Podcast on inflation in post-coronavirus era

Interview with Mohamed El-Erian, former CEO of large investment fund and chairman Obama's global development council.

He estimates 65% chance of persistent high inflation (over 5%), 30% chance it's transitory (lasts less than 2 years), and 5% chance the Fed will take decisive action to get ahead of the problem.

Host asks him why there wasn't inflation after Fed actions in 2008. He gives 4 reasons:

  1. Technological progress was making it easy to meet demand with supply
  2. The financial crisis had wiped out individual savings, lower consumer demand
  3. Political gridlock constrained federal spending
  4. Follow-on effect of 2 and 3 is that private investment was low, in anticipation of low demand

In contrast, he thinks the current situation is different:

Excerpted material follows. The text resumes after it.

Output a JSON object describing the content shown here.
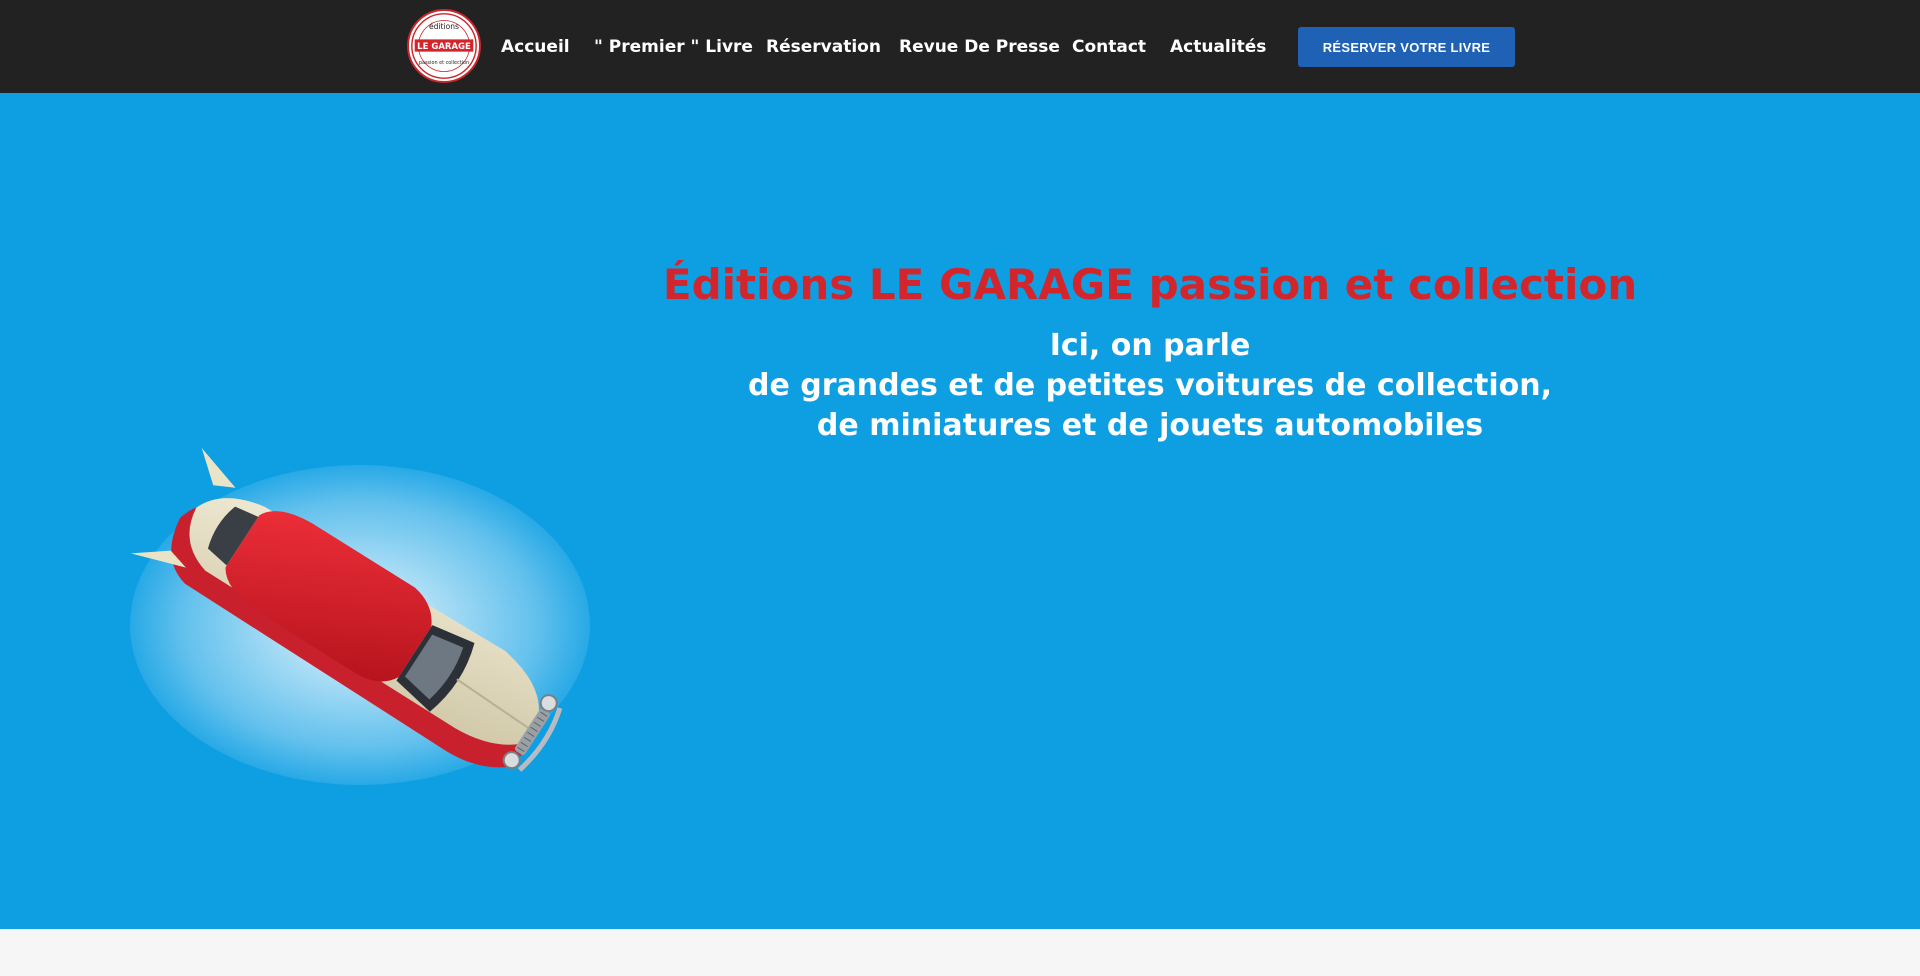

  1. Federal spending is at unprecedented levels ($4.7 trillion in Covid relief)
  2. Fed liquidity is also very high (he cites $4 trillion, no sure where he gets that number. I think he's looking at balance sheet increase)
  3. Individuals have high savings due to being at home from lockdown
  4. Virus lockdown policies have made it harder for companies to meet demand
  5. Labor force drop-out also makes it harder to meet demand

In summary, he thinks the current situation is a combination of high demand and constrained supply, which will lead to inflation.